Eyeing the EU’s Overtures to China

Image: Alexandros Michailidis / Shutterstock.com

Washington’s winters may or may not be harsher in recent years as a result of climate change. But in spite of all the concerns about weather pattern changes impacting nature, the city’s cherry blossoms have proven resilient to the volatility, this year being no exception. With the blossoms come another enduring fixture of springtime in Washington: the spring meetings of the IMF and the World Bank. Like the flowers, the message from the meetings too has been quite predictable.

That the ongoing trade war between the United States and China is increasing the risks to global growth is certainly not an unexpected insight. Nor is wariness about the spillover effect of Brexit across the English Channel to the European continent and beyond. In its latest annual World Economic Outlook, the IMF also pointed to risks in China as well as Argentina and Turkey as particularly notable destabilizers, but such concerns too had already been factored in by the IMF since last year.

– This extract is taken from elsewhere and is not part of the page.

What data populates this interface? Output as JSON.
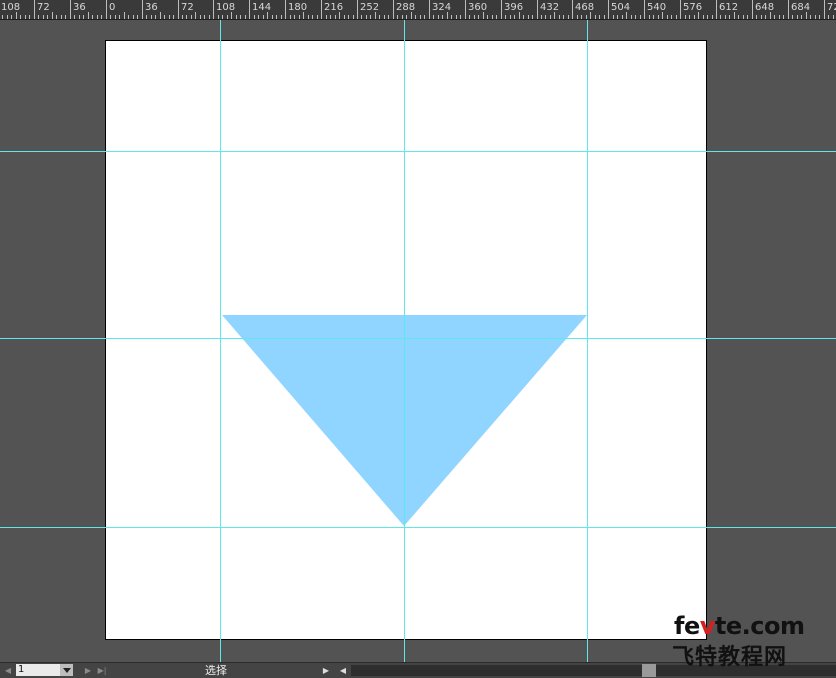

Nonetheless, the report’s cautionary outlook is worrisome given that the IMF’s findings have not accounted for even more negative factors that have emerged over the past week.

The U.S. decision to expand its trade conflict with Europe, even as it continues to seek concluding a deal with China by the G20 meeting in June is certainly one such new risk. The dispute over aviation subsidies by Washington and Brussels to Boeing and Airbus respectively has been going on for over a decade. But the White House’s decision to hit the EU with $11 billion in tariffs, well beyond the aviation sector let alone just against Airbus, comes at a time when the EU continues to grapple with the ongoing Brexit crisis. The EU is expected to retaliate in kind, which would further pressure on already businesses on both sides of the Atlantic.

Meanwhile, the EU has been able to sign a deal with China that would no longer require forced technology transfer when European countries invest in China.

Meanwhile, the EU has been able to sign a deal with China that would no longer require forced technology transfer when European countries invest in China. Critics would argue that China has now succeeded in acquiring the technological know-how that it needs from Europe, and would no longer benefit from acquiring knowledge from their European counterparts as they once had. That may or may not be the case. But what is clear is that both Brussels and Beijing recognize the fact that while the rivalries between the two sides continue to increase, interdependence continues to rise as well. Certainly, the more confrontational tone from Europe last month following Xi Jinping’s visit to Paris to meet with Angela Merkel, Emmanuel Macron, and Jean-Claude Juncker positioning China as a “systemic rival” as well as an “economic rival” was not apparent.

Thus the EU is moving forward with its plans as outlined in its report EU-China: A Strategic Outlook, to identify China as “a cooperation partner with whom the EU has closely aligned objectives, a negotiating partner with whom the EU needs to find a balance of interests, an economic competitor in pursuit of technological leadership, and a systemic rival promoting alternative models of governance.”

Whether the EU will indeed be able to manage that three-prong balancing act in its relation to China will be closely watched particularly by countries such as Japan that also have to strike a delicate balance in dealing with Beijing. For Tokyo, the challenge will be whether it can continue to further economic relations with China on the one hand, while seeing the country as its major security threat on the other.

For the United States, the question remains whether the latest step forward by the EU to reach a deal with China on the critical issue of technology transfer will finally allow Washington to strike a trade deal that it deems a win.


Image: Alexandros Michailidis / Shutterstock.com

Follow Shihoko Goto, deputy director for geoeconomics and senior associate for Northeast Asia, on Twitter @GotoEastAsia.

The views expressed are the author's alone, and do not represent the views of the U.S. Government or the Wilson Center. Copyright 2019, Asia Program. All rights reserved.